“…skeleton is a crazy headfirst sport, where an athlete runs and jumps headfirst onto their stomach on a tiny little cookie sheet (3 feet long, weighing 65 lbs). We fly down the side of a mountain going 90 miles an hour, and we steer using our shoulders and our knees, applying pressure—just light pressure—to guide the sled the entire way down a mile-long course to hopefully and ultimately cross the finish line.”
Noelle believed in herself and her goals, she kept showing up for herself, honoring and following through with her training to reach her goals.
Noelle shared another key to her success in reaching the finish line and winning the silver medal in 2014:

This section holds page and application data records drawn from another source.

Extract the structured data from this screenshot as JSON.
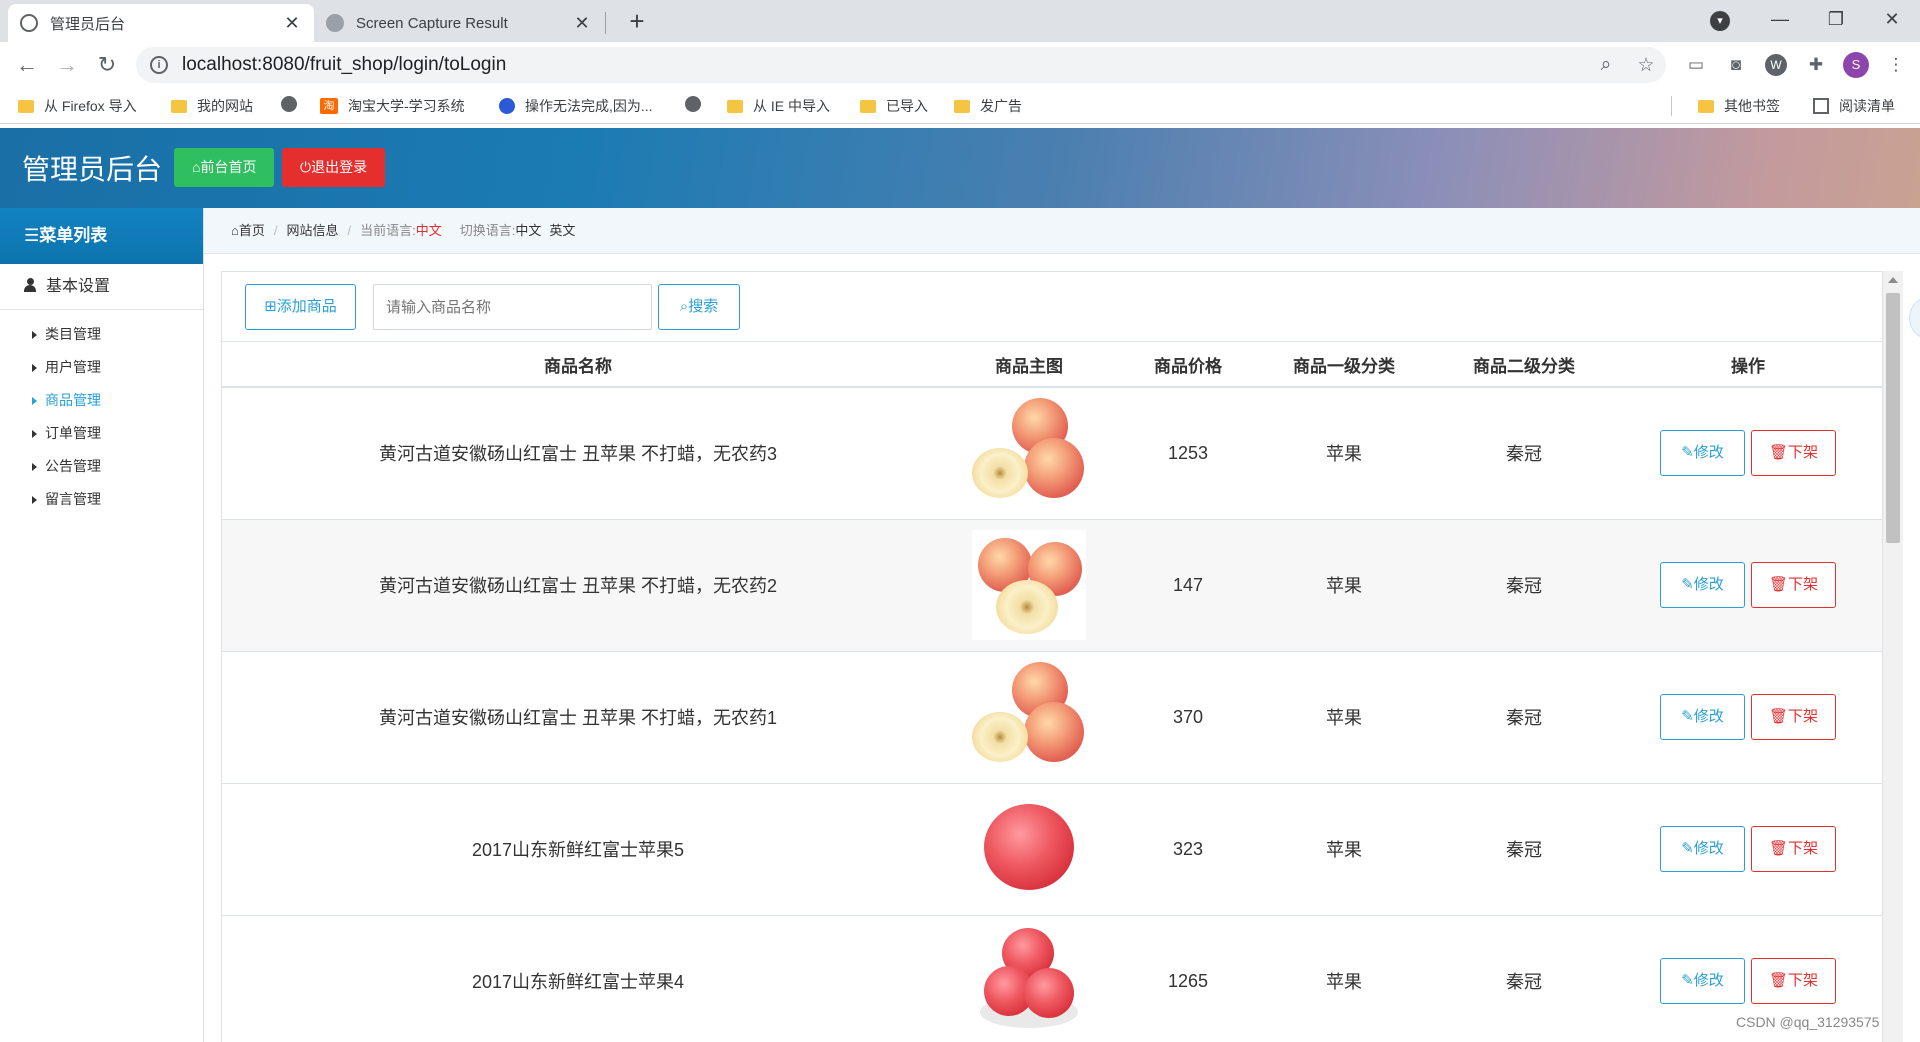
{
  "browser": {
    "tabs": [
      {
        "title": "管理员后台",
        "active": true
      },
      {
        "title": "Screen Capture Result",
        "active": false
      }
    ],
    "url": "localhost:8080/fruit_shop/login/toLogin",
    "bookmarks": [
      {
        "label": "从 Firefox 导入",
        "icon": "folder-icon"
      },
      {
        "label": "我的网站",
        "icon": "folder-icon"
      },
      {
        "label": "",
        "icon": "globe-icon"
      },
      {
        "label": "淘宝大学-学习系统",
        "icon": "taobao-icon"
      },
      {
        "label": "操作无法完成,因为...",
        "icon": "baidu-icon"
      },
      {
        "label": "",
        "icon": "globe-icon"
      },
      {
        "label": "从 IE 中导入",
        "icon": "folder-icon"
      },
      {
        "label": "已导入",
        "icon": "folder-icon"
      },
      {
        "label": "发广告",
        "icon": "folder-icon"
      }
    ],
    "other_bookmarks": "其他书签",
    "reading_list": "阅读清单",
    "profile_initial": "S"
  },
  "header": {
    "brand": "管理员后台",
    "home_button": "前台首页",
    "logout_button": "退出登录"
  },
  "sidebar": {
    "menu_title": "菜单列表",
    "group": "基本设置",
    "items": [
      {
        "label": "类目管理",
        "active": false
      },
      {
        "label": "用户管理",
        "active": false
      },
      {
        "label": "商品管理",
        "active": true
      },
      {
        "label": "订单管理",
        "active": false
      },
      {
        "label": "公告管理",
        "active": false
      },
      {
        "label": "留言管理",
        "active": false
      }
    ]
  },
  "breadcrumb": {
    "home": "首页",
    "site_info": "网站信息",
    "current_lang_label": "当前语言:",
    "current_lang": "中文",
    "switch_lang_label": "切换语言:",
    "lang_zh": "中文",
    "lang_en": "英文"
  },
  "toolbar": {
    "add_label": "添加商品",
    "search_placeholder": "请输入商品名称",
    "search_label": "搜索"
  },
  "table": {
    "headers": [
      "商品名称",
      "商品主图",
      "商品价格",
      "商品一级分类",
      "商品二级分类",
      "操作"
    ],
    "rows": [
      {
        "name": "黄河古道安徽砀山红富士 丑苹果 不打蜡，无农药3",
        "price": "1253",
        "cat1": "苹果",
        "cat2": "秦冠"
      },
      {
        "name": "黄河古道安徽砀山红富士 丑苹果 不打蜡，无农药2",
        "price": "147",
        "cat1": "苹果",
        "cat2": "秦冠"
      },
      {
        "name": "黄河古道安徽砀山红富士 丑苹果 不打蜡，无农药1",
        "price": "370",
        "cat1": "苹果",
        "cat2": "秦冠"
      },
      {
        "name": "2017山东新鲜红富士苹果5",
        "price": "323",
        "cat1": "苹果",
        "cat2": "秦冠"
      },
      {
        "name": "2017山东新鲜红富士苹果4",
        "price": "1265",
        "cat1": "苹果",
        "cat2": "秦冠"
      }
    ],
    "edit_label": "修改",
    "offshelf_label": "下架"
  },
  "watermark": "CSDN @qq_31293575"
}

“So as a rookie, a lot of times you make the mistake of thinking that it’s these massive changes that you need to make in order to get yourself down the track. But as an elite athlete, you start to realize that it’s the subtle changes and that something as simple as looking where you want to go will put you where you need to be. “Where you look is where you go” was a statement that I would tell myself for years leading up to that Olympic podium. Just look where you want to go and then make the subtle adjustments to get there.”
That’s pure gold (or silver 🙂 ). “Where you look is where you go!”
As humans, we get distracted, and each time we bring ourselves back and recenter, it exercises our prefrontal cortex/higher brain to better focus on the task at hand. It strengthens our resolve to continue to stay the course, where we have set our sights.
Does that sound familiar? You have a dream, you set a goal and then life happens. It takes courage to keep showing up for yourself consistently, but over time when you do, great things happen.
What do you want most? What matters most to you?
Remember, hang in there, keep showing up, honor yourself and your commitments. And practice “Where you look is where you go.”
If you find it hard to show up for yourself, let me help.